Records contained in a dataset
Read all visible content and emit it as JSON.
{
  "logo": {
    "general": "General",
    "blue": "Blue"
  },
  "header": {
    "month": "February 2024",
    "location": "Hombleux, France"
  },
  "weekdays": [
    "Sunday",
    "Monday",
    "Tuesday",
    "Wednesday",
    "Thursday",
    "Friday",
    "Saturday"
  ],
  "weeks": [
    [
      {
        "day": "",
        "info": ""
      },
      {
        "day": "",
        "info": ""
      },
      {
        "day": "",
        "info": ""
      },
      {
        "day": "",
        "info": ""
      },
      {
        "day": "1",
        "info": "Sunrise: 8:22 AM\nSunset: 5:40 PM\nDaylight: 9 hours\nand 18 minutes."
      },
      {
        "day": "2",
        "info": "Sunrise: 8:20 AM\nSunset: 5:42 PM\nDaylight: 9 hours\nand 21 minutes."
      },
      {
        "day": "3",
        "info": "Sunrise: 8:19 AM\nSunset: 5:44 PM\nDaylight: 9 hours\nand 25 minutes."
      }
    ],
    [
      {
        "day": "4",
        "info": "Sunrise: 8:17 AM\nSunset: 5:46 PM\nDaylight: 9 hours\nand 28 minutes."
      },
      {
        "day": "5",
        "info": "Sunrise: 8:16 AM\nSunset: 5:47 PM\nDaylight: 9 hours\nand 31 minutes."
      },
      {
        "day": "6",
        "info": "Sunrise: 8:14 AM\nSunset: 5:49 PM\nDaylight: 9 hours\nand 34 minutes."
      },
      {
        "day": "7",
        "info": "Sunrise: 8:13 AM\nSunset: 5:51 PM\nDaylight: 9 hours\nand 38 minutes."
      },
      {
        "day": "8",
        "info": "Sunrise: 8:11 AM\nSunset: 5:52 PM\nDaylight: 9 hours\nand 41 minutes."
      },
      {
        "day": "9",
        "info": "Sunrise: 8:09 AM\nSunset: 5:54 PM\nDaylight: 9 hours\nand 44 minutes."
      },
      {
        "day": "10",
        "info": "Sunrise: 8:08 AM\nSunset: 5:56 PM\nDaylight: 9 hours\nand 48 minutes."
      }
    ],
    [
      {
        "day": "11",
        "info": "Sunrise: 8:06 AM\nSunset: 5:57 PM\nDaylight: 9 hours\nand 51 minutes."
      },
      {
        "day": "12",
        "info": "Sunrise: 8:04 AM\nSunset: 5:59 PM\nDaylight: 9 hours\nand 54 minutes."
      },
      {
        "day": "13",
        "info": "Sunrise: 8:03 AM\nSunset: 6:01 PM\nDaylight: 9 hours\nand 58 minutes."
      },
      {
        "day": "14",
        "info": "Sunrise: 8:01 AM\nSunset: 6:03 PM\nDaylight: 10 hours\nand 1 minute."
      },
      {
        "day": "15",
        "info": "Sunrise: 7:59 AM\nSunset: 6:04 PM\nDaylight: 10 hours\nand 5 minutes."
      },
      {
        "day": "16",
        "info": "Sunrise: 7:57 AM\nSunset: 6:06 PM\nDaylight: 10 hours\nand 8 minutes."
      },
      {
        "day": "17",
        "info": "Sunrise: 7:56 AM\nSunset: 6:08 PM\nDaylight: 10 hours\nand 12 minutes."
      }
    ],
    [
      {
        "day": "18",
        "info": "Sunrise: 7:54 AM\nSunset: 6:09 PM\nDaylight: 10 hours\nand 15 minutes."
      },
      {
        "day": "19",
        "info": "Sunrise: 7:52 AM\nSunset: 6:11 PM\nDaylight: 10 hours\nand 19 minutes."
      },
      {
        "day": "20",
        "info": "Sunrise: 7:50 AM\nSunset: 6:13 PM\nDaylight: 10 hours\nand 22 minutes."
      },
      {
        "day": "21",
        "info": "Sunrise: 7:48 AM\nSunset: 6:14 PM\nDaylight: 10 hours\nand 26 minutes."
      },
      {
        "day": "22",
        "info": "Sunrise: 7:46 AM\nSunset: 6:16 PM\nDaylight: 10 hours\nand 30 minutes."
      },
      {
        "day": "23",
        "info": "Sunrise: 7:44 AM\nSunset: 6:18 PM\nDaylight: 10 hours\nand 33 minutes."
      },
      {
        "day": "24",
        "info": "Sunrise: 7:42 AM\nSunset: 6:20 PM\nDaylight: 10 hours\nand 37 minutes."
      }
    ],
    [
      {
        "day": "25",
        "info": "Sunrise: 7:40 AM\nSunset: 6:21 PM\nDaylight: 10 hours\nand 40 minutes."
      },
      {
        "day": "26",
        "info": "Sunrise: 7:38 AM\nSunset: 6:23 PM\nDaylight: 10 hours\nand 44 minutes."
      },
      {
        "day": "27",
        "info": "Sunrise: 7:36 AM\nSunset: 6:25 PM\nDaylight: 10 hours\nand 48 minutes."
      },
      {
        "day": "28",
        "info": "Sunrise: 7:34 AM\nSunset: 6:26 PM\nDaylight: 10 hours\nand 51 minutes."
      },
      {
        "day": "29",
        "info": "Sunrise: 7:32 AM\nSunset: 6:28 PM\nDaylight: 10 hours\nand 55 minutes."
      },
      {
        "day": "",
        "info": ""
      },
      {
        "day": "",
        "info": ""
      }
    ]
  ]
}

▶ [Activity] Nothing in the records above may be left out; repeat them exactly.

▶ [Answer for this exercise]
Read all visible content and emit it as JSON.
{
  "logo": {
    "general": "General",
    "blue": "Blue"
  },
  "header": {
    "month": "February 2024",
    "location": "Hombleux, France"
  },
  "weekdays": [
    "Sunday",
    "Monday",
    "Tuesday",
    "Wednesday",
    "Thursday",
    "Friday",
    "Saturday"
  ],
  "weeks": [
    [
      {
        "day": "",
        "info": ""
      },
      {
        "day": "",
        "info": ""
      },
      {
        "day": "",
        "info": ""
      },
      {
        "day": "",
        "info": ""
      },
      {
        "day": "1",
        "info": "Sunrise: 8:22 AM\nSunset: 5:40 PM\nDaylight: 9 hours\nand 18 minutes."
      },
      {
        "day": "2",
        "info": "Sunrise: 8:20 AM\nSunset: 5:42 PM\nDaylight: 9 hours\nand 21 minutes."
      },
      {
        "day": "3",
        "info": "Sunrise: 8:19 AM\nSunset: 5:44 PM\nDaylight: 9 hours\nand 25 minutes."
      }
    ],
    [
      {
        "day": "4",
        "info": "Sunrise: 8:17 AM\nSunset: 5:46 PM\nDaylight: 9 hours\nand 28 minutes."
      },
      {
        "day": "5",
        "info": "Sunrise: 8:16 AM\nSunset: 5:47 PM\nDaylight: 9 hours\nand 31 minutes."
      },
      {
        "day": "6",
        "info": "Sunrise: 8:14 AM\nSunset: 5:49 PM\nDaylight: 9 hours\nand 34 minutes."
      },
      {
        "day": "7",
        "info": "Sunrise: 8:13 AM\nSunset: 5:51 PM\nDaylight: 9 hours\nand 38 minutes."
      },
      {
        "day": "8",
        "info": "Sunrise: 8:11 AM\nSunset: 5:52 PM\nDaylight: 9 hours\nand 41 minutes."
      },
      {
        "day": "9",
        "info": "Sunrise: 8:09 AM\nSunset: 5:54 PM\nDaylight: 9 hours\nand 44 minutes."
      },
      {
        "day": "10",
        "info": "Sunrise: 8:08 AM\nSunset: 5:56 PM\nDaylight: 9 hours\nand 48 minutes."
      }
    ],
    [
      {
        "day": "11",
        "info": "Sunrise: 8:06 AM\nSunset: 5:57 PM\nDaylight: 9 hours\nand 51 minutes."
      },
      {
        "day": "12",
        "info": "Sunrise: 8:04 AM\nSunset: 5:59 PM\nDaylight: 9 hours\nand 54 minutes."
      },
      {
        "day": "13",
        "info": "Sunrise: 8:03 AM\nSunset: 6:01 PM\nDaylight: 9 hours\nand 58 minutes."
      },
      {
        "day": "14",
        "info": "Sunrise: 8:01 AM\nSunset: 6:03 PM\nDaylight: 10 hours\nand 1 minute."
      },
      {
        "day": "15",
        "info": "Sunrise: 7:59 AM\nSunset: 6:04 PM\nDaylight: 10 hours\nand 5 minutes."
      },
      {
        "day": "16",
        "info": "Sunrise: 7:57 AM\nSunset: 6:06 PM\nDaylight: 10 hours\nand 8 minutes."
      },
      {
        "day": "17",
        "info": "Sunrise: 7:56 AM\nSunset: 6:08 PM\nDaylight: 10 hours\nand 12 minutes."
      }
    ],
    [
      {
        "day": "18",
        "info": "Sunrise: 7:54 AM\nSunset: 6:09 PM\nDaylight: 10 hours\nand 15 minutes."
      },
      {
        "day": "19",
        "info": "Sunrise: 7:52 AM\nSunset: 6:11 PM\nDaylight: 10 hours\nand 19 minutes."
      },
      {
        "day": "20",
        "info": "Sunrise: 7:50 AM\nSunset: 6:13 PM\nDaylight: 10 hours\nand 22 minutes."
      },
      {
        "day": "21",
        "info": "Sunrise: 7:48 AM\nSunset: 6:14 PM\nDaylight: 10 hours\nand 26 minutes."
      },
      {
        "day": "22",
        "info": "Sunrise: 7:46 AM\nSunset: 6:16 PM\nDaylight: 10 hours\nand 30 minutes."
      },
      {
        "day": "23",
        "info": "Sunrise: 7:44 AM\nSunset: 6:18 PM\nDaylight: 10 hours\nand 33 minutes."
      },
      {
        "day": "24",
        "info": "Sunrise: 7:42 AM\nSunset: 6:20 PM\nDaylight: 10 hours\nand 37 minutes."
      }
    ],
    [
      {
        "day": "25",
        "info": "Sunrise: 7:40 AM\nSunset: 6:21 PM\nDaylight: 10 hours\nand 40 minutes."
      },
      {
        "day": "26",
        "info": "Sunrise: 7:38 AM\nSunset: 6:23 PM\nDaylight: 10 hours\nand 44 minutes."
      },
      {
        "day": "27",
        "info": "Sunrise: 7:36 AM\nSunset: 6:25 PM\nDaylight: 10 hours\nand 48 minutes."
      },
      {
        "day": "28",
        "info": "Sunrise: 7:34 AM\nSunset: 6:26 PM\nDaylight: 10 hours\nand 51 minutes."
      },
      {
        "day": "29",
        "info": "Sunrise: 7:32 AM\nSunset: 6:28 PM\nDaylight: 10 hours\nand 55 minutes."
      },
      {
        "day": "",
        "info": ""
      },
      {
        "day": "",
        "info": ""
      }
    ]
  ]
}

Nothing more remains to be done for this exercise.